On the right side of the screen is the new Qt-based image view, LxImage-Qt.
It’s not really a port of the original gtk+ GPicView. I regard it the successor of GPicView in the Qt world. It works better than GPicView and is as fast.
Most of the work demonstrated in the screenshot is still in our git repository and is not ready for a new stable release, but there is really much progress and LXDE-Qt is no more a plan or a concept. It’s a real project that gradually shapes.
OK, back to what most user will concern, the resource usage.
To be honest, migrating to Qt will cause mild elevation of memory usage compared to the old Gtk+ 2 version. Don’t jump to the conclusion too soon. Migrating to gtk+ 3 also causes similar increase of resource usage.
Since gtk+ 2 is no longer supported by its developer and is now being deprecated, porting to Qt is not a bad idea at the moment.
Besides, the slightly higher memory usage is still acceptable for most of the existing old machines. The real resource usage may differ a lot among different Linux distros. For example, Ubuntu-based distros running LXDE tends to use more memory than ArchLinux-based ones. So more testing and real benchmarks are needed before making a conclusion on this.
Anyway, glad to share with you what we already done. Hope that you like it. 🙂
Long live LXDE!
Edited on 2013-07-04
Answer the questions in the comments of this blog entry:
- Cooperation with razor-qt is going on. We subscribed razor-qt google groups and discussed about possible cooperation earlier. Currently, the ported LXDE components are designed with Razor-Qt in mind. For example, PCManFM-Qt and LxImage-Qt will reads razor-qt config file when running in razor-qt session. We’ll try to keep the interchangeability between the two DEs. Further integration is also possible. Actually, I personally am running a mixed desktop with LXDE-Qt + Razor-Qt components on my laptop. Components from the both DE blends well.

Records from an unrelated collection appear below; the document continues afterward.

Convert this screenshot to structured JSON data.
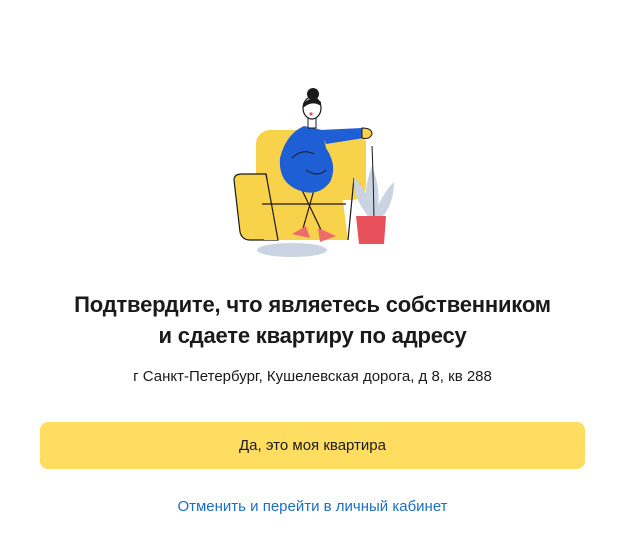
{
  "dialog": {
    "illustration": "woman-sitting-in-armchair-illustration",
    "title_line1": "Подтвердите, что являетесь собственником",
    "title_line2": "и сдаете квартиру по адресу",
    "address": "г Санкт-Петербург, Кушелевская дорога, д 8, кв 288",
    "confirm_label": "Да, это моя квартира",
    "cancel_label": "Отменить и перейти в личный кабинет"
  },
  "colors": {
    "accent_button": "#ffdd60",
    "link": "#1a6fc7",
    "armchair": "#f8d24a",
    "dress": "#1f5fd6",
    "pot": "#e8505b",
    "plant": "#c9d3e2"
  }
}
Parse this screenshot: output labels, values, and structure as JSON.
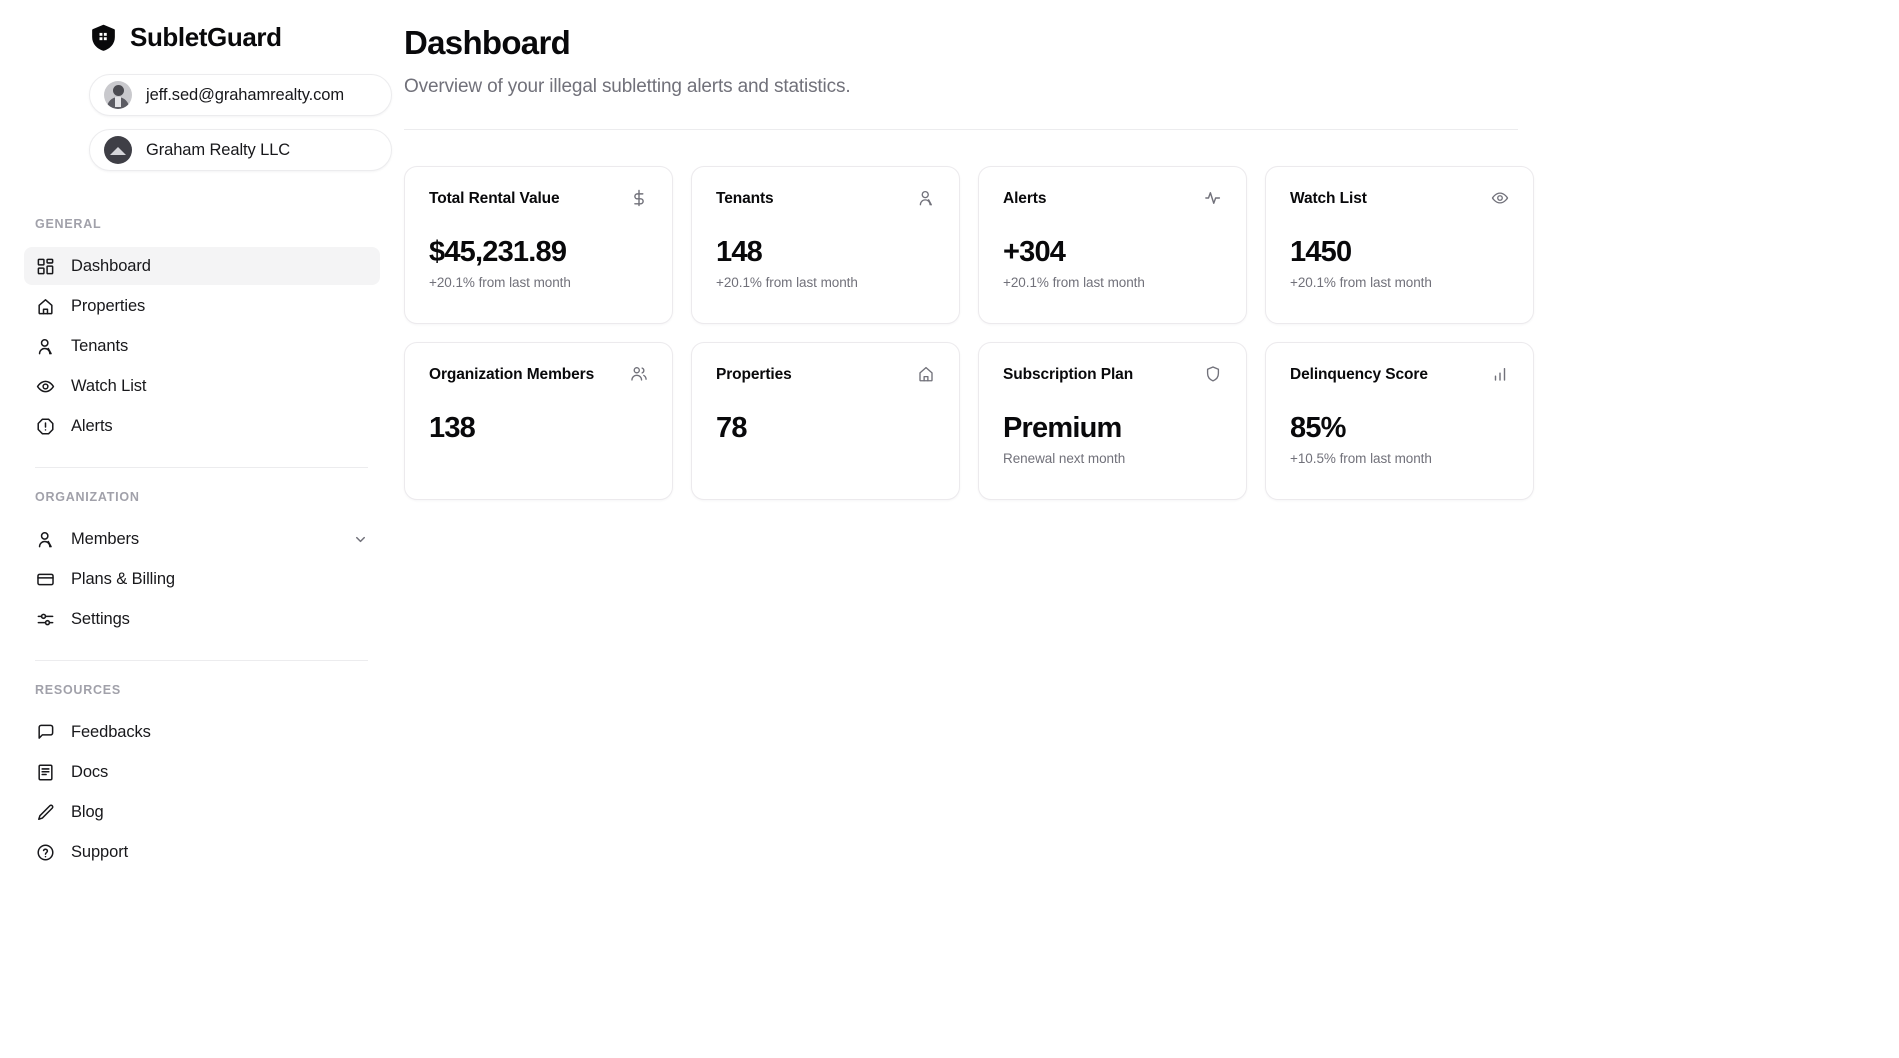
{
  "brand": {
    "name": "SubletGuard",
    "logo_icon": "shield-house-icon"
  },
  "account": {
    "user_email": "jeff.sed@grahamrealty.com",
    "user_avatar_icon": "user-avatar",
    "organization": "Graham Realty LLC",
    "organization_avatar_icon": "organization-avatar"
  },
  "sidebar": {
    "sections": [
      {
        "label": "GENERAL",
        "items": [
          {
            "label": "Dashboard",
            "icon": "layout-grid-icon",
            "active": true
          },
          {
            "label": "Properties",
            "icon": "home-icon",
            "active": false
          },
          {
            "label": "Tenants",
            "icon": "user-icon",
            "active": false
          },
          {
            "label": "Watch List",
            "icon": "eye-icon",
            "active": false
          },
          {
            "label": "Alerts",
            "icon": "alert-octagon-icon",
            "active": false
          }
        ]
      },
      {
        "label": "ORGANIZATION",
        "items": [
          {
            "label": "Members",
            "icon": "user-icon",
            "active": false,
            "chevron": "chevron-down-icon"
          },
          {
            "label": "Plans & Billing",
            "icon": "credit-card-icon",
            "active": false
          },
          {
            "label": "Settings",
            "icon": "sliders-icon",
            "active": false
          }
        ]
      },
      {
        "label": "RESOURCES",
        "items": [
          {
            "label": "Feedbacks",
            "icon": "message-square-icon",
            "active": false
          },
          {
            "label": "Docs",
            "icon": "book-icon",
            "active": false
          },
          {
            "label": "Blog",
            "icon": "pencil-icon",
            "active": false
          },
          {
            "label": "Support",
            "icon": "help-circle-icon",
            "active": false
          }
        ]
      }
    ]
  },
  "page": {
    "title": "Dashboard",
    "subtitle": "Overview of your illegal subletting alerts and statistics."
  },
  "cards": [
    {
      "title": "Total Rental Value",
      "icon": "dollar-sign-icon",
      "value": "$45,231.89",
      "footnote": "+20.1% from last month"
    },
    {
      "title": "Tenants",
      "icon": "user-icon",
      "value": "148",
      "footnote": "+20.1% from last month"
    },
    {
      "title": "Alerts",
      "icon": "activity-icon",
      "value": "+304",
      "footnote": "+20.1% from last month"
    },
    {
      "title": "Watch List",
      "icon": "eye-icon",
      "value": "1450",
      "footnote": "+20.1% from last month"
    },
    {
      "title": "Organization Members",
      "icon": "users-icon",
      "value": "138",
      "footnote": ""
    },
    {
      "title": "Properties",
      "icon": "home-icon",
      "value": "78",
      "footnote": ""
    },
    {
      "title": "Subscription Plan",
      "icon": "shield-icon",
      "value": "Premium",
      "footnote": "Renewal next month"
    },
    {
      "title": "Delinquency Score",
      "icon": "bar-chart-icon",
      "value": "85%",
      "footnote": "+10.5% from last month"
    }
  ],
  "colors": {
    "background": "#ffffff",
    "text": "#09090b",
    "muted": "#71717a",
    "border": "#ececee",
    "active_item_bg": "#f4f4f5"
  }
}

- The version of Qt supported now is Qt 4. I’m going to skip Qt 5 and wait for Qt 5.1. Qt4 and Qt5 are compatible in many areas and porting to Qt5 should be easy in most of the cases. Unfortunately, this is not the case when you use X11-related stuff. Qt 5 removed many X11-related APIs and there are no direct equivalent methods. So the porting is not painless for desktop environments. In addition, some freedesktop.org specs are designed to work with X11 only, such as the EWMH/NETWM spec and Xsettings spec. To port to Wayland, these problems need to be solved first. Gnome and KDE guys will fix them so we can just wait. Then why Qt 5.1? Because Qt 5.1 added back the once-removed X11-related APIs. So porting from Qt 4 to Qt 5.1 should be the most smooth path. It takes time for distros to adopt Qt 5.1, though.